● WHAT YOU SHOULD DO
Before printing the listing, strip out its pictures and keep everything else exact.

● RECORDED INFORMATION
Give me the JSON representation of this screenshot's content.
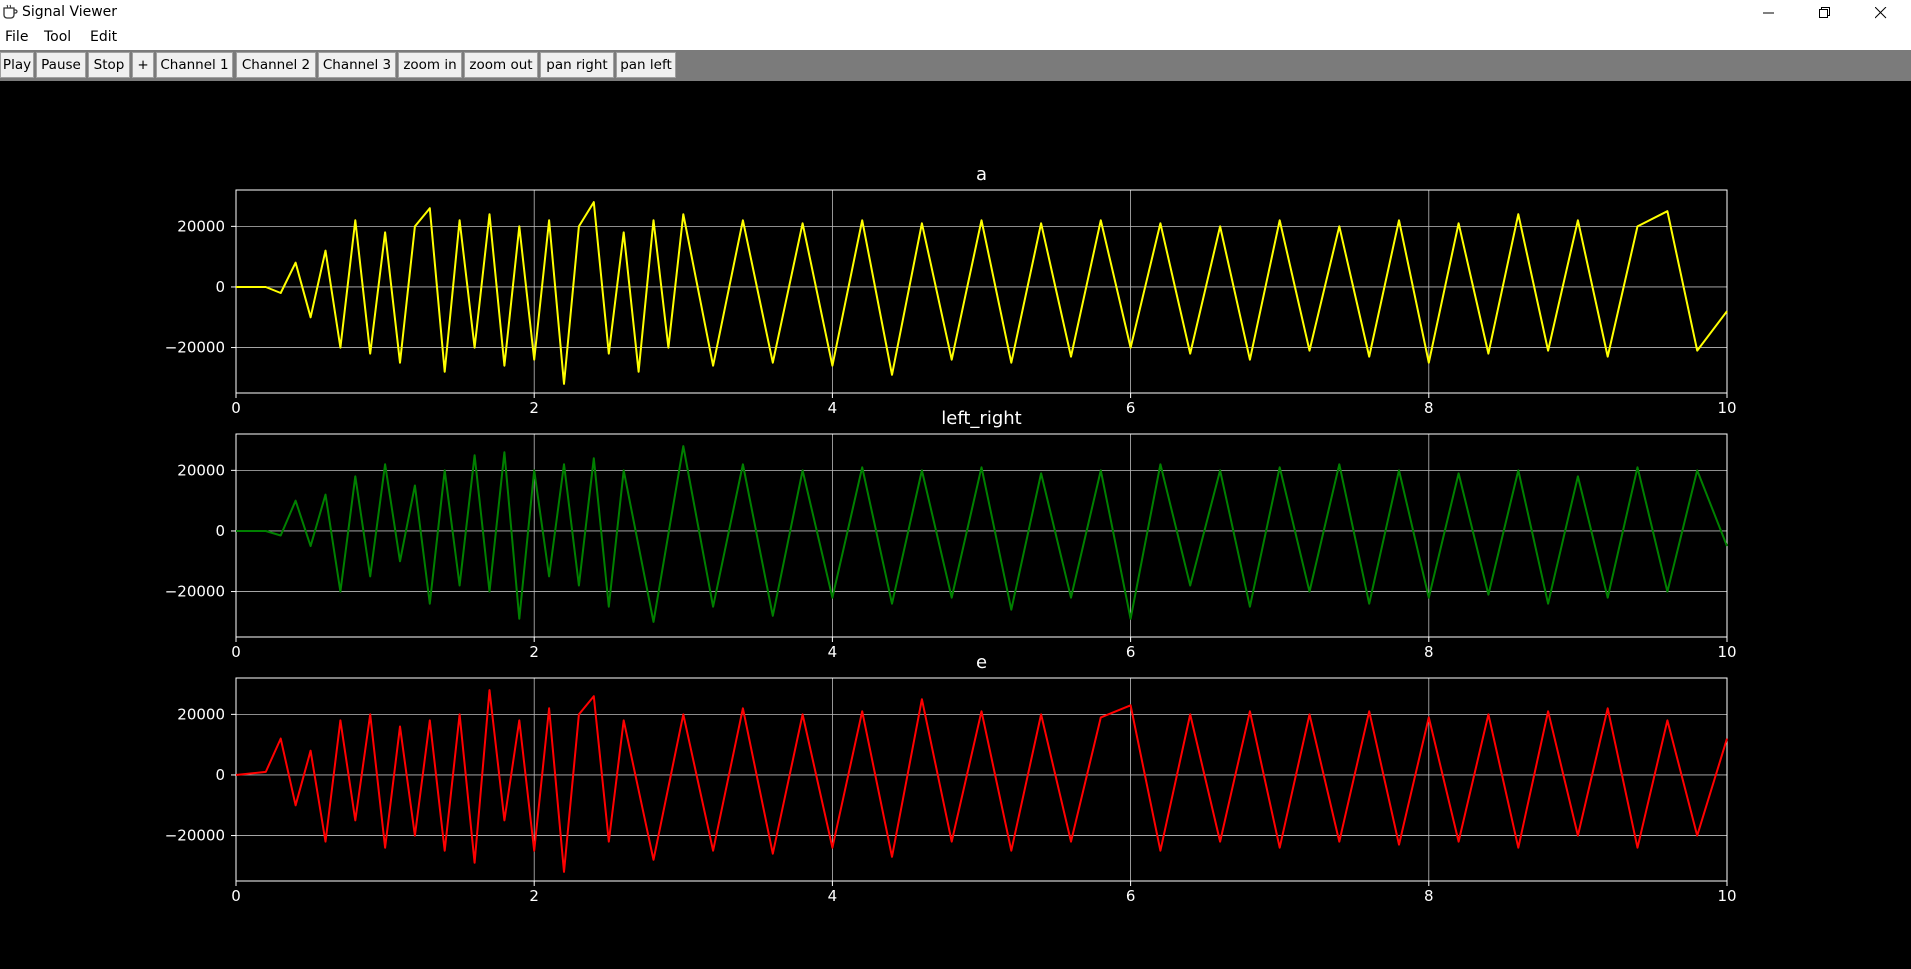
{
  "window": {
    "title": "Signal Viewer",
    "controls": [
      "minimize",
      "restore",
      "close"
    ]
  },
  "menu": {
    "items": [
      "File",
      "Tool",
      "Edit"
    ]
  },
  "toolbar": {
    "buttons": [
      "Play",
      "Pause",
      "Stop",
      "+",
      "Channel 1",
      "Channel 2",
      "Channel 3",
      "zoom in",
      "zoom out",
      "pan right",
      "pan left"
    ]
  },
  "colors": {
    "background": "#000000",
    "grid": "#bdbdbd",
    "toolbar": "#7b7b7b"
  },
  "chart_data": [
    {
      "type": "line",
      "title": "a",
      "xlim": [
        0,
        10
      ],
      "ylim": [
        -35000,
        32000
      ],
      "xticks": [
        0,
        2,
        4,
        6,
        8,
        10
      ],
      "yticks": [
        -20000,
        0,
        20000
      ],
      "ytick_labels": [
        "−20000",
        "0",
        "20000"
      ],
      "grid": true,
      "series": [
        {
          "color": "#ffff00",
          "x": [
            0,
            0.2,
            0.3,
            0.4,
            0.5,
            0.6,
            0.7,
            0.8,
            0.9,
            1.0,
            1.1,
            1.2,
            1.3,
            1.4,
            1.5,
            1.6,
            1.7,
            1.8,
            1.9,
            2.0,
            2.1,
            2.2,
            2.3,
            2.4,
            2.5,
            2.6,
            2.7,
            2.8,
            2.9,
            3.0,
            3.2,
            3.4,
            3.6,
            3.8,
            4.0,
            4.2,
            4.4,
            4.6,
            4.8,
            5.0,
            5.2,
            5.4,
            5.6,
            5.8,
            6.0,
            6.2,
            6.4,
            6.6,
            6.8,
            7.0,
            7.2,
            7.4,
            7.6,
            7.8,
            8.0,
            8.2,
            8.4,
            8.6,
            8.8,
            9.0,
            9.2,
            9.4,
            9.6,
            9.8,
            10.0
          ],
          "y": [
            0,
            0,
            -2000,
            8000,
            -10000,
            12000,
            -20000,
            22000,
            -22000,
            18000,
            -25000,
            20000,
            26000,
            -28000,
            22000,
            -20000,
            24000,
            -26000,
            20000,
            -24000,
            22000,
            -32000,
            20000,
            28000,
            -22000,
            18000,
            -28000,
            22000,
            -20000,
            24000,
            -26000,
            22000,
            -25000,
            21000,
            -26000,
            22000,
            -29000,
            21000,
            -24000,
            22000,
            -25000,
            21000,
            -23000,
            22000,
            -20000,
            21000,
            -22000,
            20000,
            -24000,
            22000,
            -21000,
            20000,
            -23000,
            22000,
            -25000,
            21000,
            -22000,
            24000,
            -21000,
            22000,
            -23000,
            20000,
            25000,
            -21000,
            -8000
          ]
        }
      ]
    },
    {
      "type": "line",
      "title": "left_right",
      "xlim": [
        0,
        10
      ],
      "ylim": [
        -35000,
        32000
      ],
      "xticks": [
        0,
        2,
        4,
        6,
        8,
        10
      ],
      "yticks": [
        -20000,
        0,
        20000
      ],
      "ytick_labels": [
        "−20000",
        "0",
        "20000"
      ],
      "grid": true,
      "series": [
        {
          "color": "#008000",
          "x": [
            0,
            0.2,
            0.3,
            0.4,
            0.5,
            0.6,
            0.7,
            0.8,
            0.9,
            1.0,
            1.1,
            1.2,
            1.3,
            1.4,
            1.5,
            1.6,
            1.7,
            1.8,
            1.9,
            2.0,
            2.1,
            2.2,
            2.3,
            2.4,
            2.5,
            2.6,
            2.8,
            3.0,
            3.2,
            3.4,
            3.6,
            3.8,
            4.0,
            4.2,
            4.4,
            4.6,
            4.8,
            5.0,
            5.2,
            5.4,
            5.6,
            5.8,
            6.0,
            6.2,
            6.4,
            6.6,
            6.8,
            7.0,
            7.2,
            7.4,
            7.6,
            7.8,
            8.0,
            8.2,
            8.4,
            8.6,
            8.8,
            9.0,
            9.2,
            9.4,
            9.6,
            9.8,
            10.0
          ],
          "y": [
            0,
            0,
            -1500,
            10000,
            -5000,
            12000,
            -20000,
            18000,
            -15000,
            22000,
            -10000,
            15000,
            -24000,
            20000,
            -18000,
            25000,
            -20000,
            26000,
            -29000,
            20000,
            -15000,
            22000,
            -18000,
            24000,
            -25000,
            20000,
            -30000,
            28000,
            -25000,
            22000,
            -28000,
            20000,
            -22000,
            21000,
            -24000,
            20000,
            -22000,
            21000,
            -26000,
            19000,
            -22000,
            20000,
            -29000,
            22000,
            -18000,
            20000,
            -25000,
            21000,
            -20000,
            22000,
            -24000,
            20000,
            -22000,
            19000,
            -21000,
            20000,
            -24000,
            18000,
            -22000,
            21000,
            -20000,
            20000,
            -5000
          ]
        }
      ]
    },
    {
      "type": "line",
      "title": "e",
      "xlim": [
        0,
        10
      ],
      "ylim": [
        -35000,
        32000
      ],
      "xticks": [
        0,
        2,
        4,
        6,
        8,
        10
      ],
      "yticks": [
        -20000,
        0,
        20000
      ],
      "ytick_labels": [
        "−20000",
        "0",
        "20000"
      ],
      "grid": true,
      "series": [
        {
          "color": "#ff0000",
          "x": [
            0,
            0.2,
            0.3,
            0.4,
            0.5,
            0.6,
            0.7,
            0.8,
            0.9,
            1.0,
            1.1,
            1.2,
            1.3,
            1.4,
            1.5,
            1.6,
            1.7,
            1.8,
            1.9,
            2.0,
            2.1,
            2.2,
            2.3,
            2.4,
            2.5,
            2.6,
            2.8,
            3.0,
            3.2,
            3.4,
            3.6,
            3.8,
            4.0,
            4.2,
            4.4,
            4.6,
            4.8,
            5.0,
            5.2,
            5.4,
            5.6,
            5.8,
            6.0,
            6.2,
            6.4,
            6.6,
            6.8,
            7.0,
            7.2,
            7.4,
            7.6,
            7.8,
            8.0,
            8.2,
            8.4,
            8.6,
            8.8,
            9.0,
            9.2,
            9.4,
            9.6,
            9.8,
            10.0
          ],
          "y": [
            0,
            1000,
            12000,
            -10000,
            8000,
            -22000,
            18000,
            -15000,
            20000,
            -24000,
            16000,
            -20000,
            18000,
            -25000,
            20000,
            -29000,
            28000,
            -15000,
            18000,
            -25000,
            22000,
            -32000,
            20000,
            26000,
            -22000,
            18000,
            -28000,
            20000,
            -25000,
            22000,
            -26000,
            20000,
            -24000,
            21000,
            -27000,
            25000,
            -22000,
            21000,
            -25000,
            20000,
            -22000,
            19000,
            23000,
            -25000,
            20000,
            -22000,
            21000,
            -24000,
            20000,
            -22000,
            21000,
            -23000,
            19000,
            -22000,
            20000,
            -24000,
            21000,
            -20000,
            22000,
            -24000,
            18000,
            -20000,
            12000
          ]
        }
      ]
    }
  ]
}
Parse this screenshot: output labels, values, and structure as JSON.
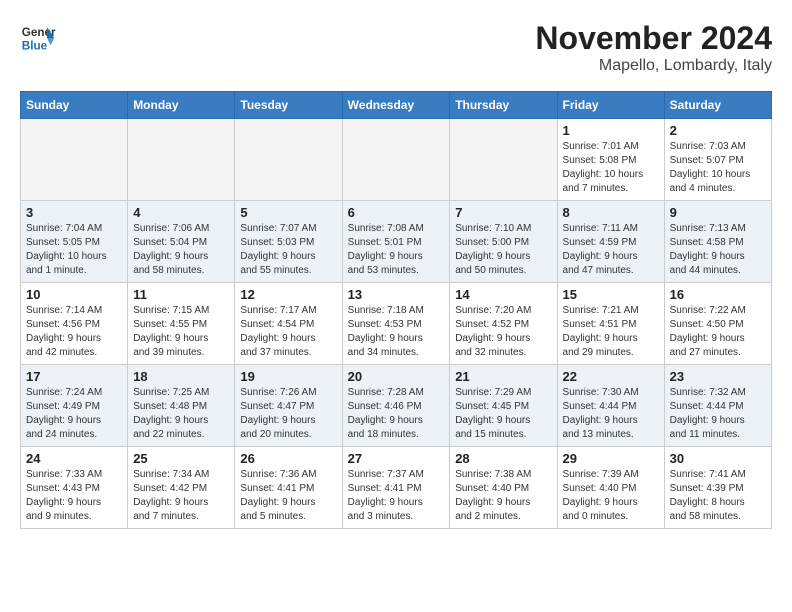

● YOUR RESPONSE
Give me the JSON representation of this screenshot's content.
{
  "window": {
    "title": "Signal Viewer",
    "controls": [
      "minimize",
      "restore",
      "close"
    ]
  },
  "menu": {
    "items": [
      "File",
      "Tool",
      "Edit"
    ]
  },
  "toolbar": {
    "buttons": [
      "Play",
      "Pause",
      "Stop",
      "+",
      "Channel 1",
      "Channel 2",
      "Channel 3",
      "zoom in",
      "zoom out",
      "pan right",
      "pan left"
    ]
  },
  "colors": {
    "background": "#000000",
    "grid": "#bdbdbd",
    "toolbar": "#7b7b7b"
  },
  "chart_data": [
    {
      "type": "line",
      "title": "a",
      "xlim": [
        0,
        10
      ],
      "ylim": [
        -35000,
        32000
      ],
      "xticks": [
        0,
        2,
        4,
        6,
        8,
        10
      ],
      "yticks": [
        -20000,
        0,
        20000
      ],
      "ytick_labels": [
        "−20000",
        "0",
        "20000"
      ],
      "grid": true,
      "series": [
        {
          "color": "#ffff00",
          "x": [
            0,
            0.2,
            0.3,
            0.4,
            0.5,
            0.6,
            0.7,
            0.8,
            0.9,
            1.0,
            1.1,
            1.2,
            1.3,
            1.4,
            1.5,
            1.6,
            1.7,
            1.8,
            1.9,
            2.0,
            2.1,
            2.2,
            2.3,
            2.4,
            2.5,
            2.6,
            2.7,
            2.8,
            2.9,
            3.0,
            3.2,
            3.4,
            3.6,
            3.8,
            4.0,
            4.2,
            4.4,
            4.6,
            4.8,
            5.0,
            5.2,
            5.4,
            5.6,
            5.8,
            6.0,
            6.2,
            6.4,
            6.6,
            6.8,
            7.0,
            7.2,
            7.4,
            7.6,
            7.8,
            8.0,
            8.2,
            8.4,
            8.6,
            8.8,
            9.0,
            9.2,
            9.4,
            9.6,
            9.8,
            10.0
          ],
          "y": [
            0,
            0,
            -2000,
            8000,
            -10000,
            12000,
            -20000,
            22000,
            -22000,
            18000,
            -25000,
            20000,
            26000,
            -28000,
            22000,
            -20000,
            24000,
            -26000,
            20000,
            -24000,
            22000,
            -32000,
            20000,
            28000,
            -22000,
            18000,
            -28000,
            22000,
            -20000,
            24000,
            -26000,
            22000,
            -25000,
            21000,
            -26000,
            22000,
            -29000,
            21000,
            -24000,
            22000,
            -25000,
            21000,
            -23000,
            22000,
            -20000,
            21000,
            -22000,
            20000,
            -24000,
            22000,
            -21000,
            20000,
            -23000,
            22000,
            -25000,
            21000,
            -22000,
            24000,
            -21000,
            22000,
            -23000,
            20000,
            25000,
            -21000,
            -8000
          ]
        }
      ]
    },
    {
      "type": "line",
      "title": "left_right",
      "xlim": [
        0,
        10
      ],
      "ylim": [
        -35000,
        32000
      ],
      "xticks": [
        0,
        2,
        4,
        6,
        8,
        10
      ],
      "yticks": [
        -20000,
        0,
        20000
      ],
      "ytick_labels": [
        "−20000",
        "0",
        "20000"
      ],
      "grid": true,
      "series": [
        {
          "color": "#008000",
          "x": [
            0,
            0.2,
            0.3,
            0.4,
            0.5,
            0.6,
            0.7,
            0.8,
            0.9,
            1.0,
            1.1,
            1.2,
            1.3,
            1.4,
            1.5,
            1.6,
            1.7,
            1.8,
            1.9,
            2.0,
            2.1,
            2.2,
            2.3,
            2.4,
            2.5,
            2.6,
            2.8,
            3.0,
            3.2,
            3.4,
            3.6,
            3.8,
            4.0,
            4.2,
            4.4,
            4.6,
            4.8,
            5.0,
            5.2,
            5.4,
            5.6,
            5.8,
            6.0,
            6.2,
            6.4,
            6.6,
            6.8,
            7.0,
            7.2,
            7.4,
            7.6,
            7.8,
            8.0,
            8.2,
            8.4,
            8.6,
            8.8,
            9.0,
            9.2,
            9.4,
            9.6,
            9.8,
            10.0
          ],
          "y": [
            0,
            0,
            -1500,
            10000,
            -5000,
            12000,
            -20000,
            18000,
            -15000,
            22000,
            -10000,
            15000,
            -24000,
            20000,
            -18000,
            25000,
            -20000,
            26000,
            -29000,
            20000,
            -15000,
            22000,
            -18000,
            24000,
            -25000,
            20000,
            -30000,
            28000,
            -25000,
            22000,
            -28000,
            20000,
            -22000,
            21000,
            -24000,
            20000,
            -22000,
            21000,
            -26000,
            19000,
            -22000,
            20000,
            -29000,
            22000,
            -18000,
            20000,
            -25000,
            21000,
            -20000,
            22000,
            -24000,
            20000,
            -22000,
            19000,
            -21000,
            20000,
            -24000,
            18000,
            -22000,
            21000,
            -20000,
            20000,
            -5000
          ]
        }
      ]
    },
    {
      "type": "line",
      "title": "e",
      "xlim": [
        0,
        10
      ],
      "ylim": [
        -35000,
        32000
      ],
      "xticks": [
        0,
        2,
        4,
        6,
        8,
        10
      ],
      "yticks": [
        -20000,
        0,
        20000
      ],
      "ytick_labels": [
        "−20000",
        "0",
        "20000"
      ],
      "grid": true,
      "series": [
        {
          "color": "#ff0000",
          "x": [
            0,
            0.2,
            0.3,
            0.4,
            0.5,
            0.6,
            0.7,
            0.8,
            0.9,
            1.0,
            1.1,
            1.2,
            1.3,
            1.4,
            1.5,
            1.6,
            1.7,
            1.8,
            1.9,
            2.0,
            2.1,
            2.2,
            2.3,
            2.4,
            2.5,
            2.6,
            2.8,
            3.0,
            3.2,
            3.4,
            3.6,
            3.8,
            4.0,
            4.2,
            4.4,
            4.6,
            4.8,
            5.0,
            5.2,
            5.4,
            5.6,
            5.8,
            6.0,
            6.2,
            6.4,
            6.6,
            6.8,
            7.0,
            7.2,
            7.4,
            7.6,
            7.8,
            8.0,
            8.2,
            8.4,
            8.6,
            8.8,
            9.0,
            9.2,
            9.4,
            9.6,
            9.8,
            10.0
          ],
          "y": [
            0,
            1000,
            12000,
            -10000,
            8000,
            -22000,
            18000,
            -15000,
            20000,
            -24000,
            16000,
            -20000,
            18000,
            -25000,
            20000,
            -29000,
            28000,
            -15000,
            18000,
            -25000,
            22000,
            -32000,
            20000,
            26000,
            -22000,
            18000,
            -28000,
            20000,
            -25000,
            22000,
            -26000,
            20000,
            -24000,
            21000,
            -27000,
            25000,
            -22000,
            21000,
            -25000,
            20000,
            -22000,
            19000,
            23000,
            -25000,
            20000,
            -22000,
            21000,
            -24000,
            20000,
            -22000,
            21000,
            -23000,
            19000,
            -22000,
            20000,
            -24000,
            21000,
            -20000,
            22000,
            -24000,
            18000,
            -20000,
            12000
          ]
        }
      ]
    }
  ]
}
Parse this screenshot: output labels, values, and structure as JSON.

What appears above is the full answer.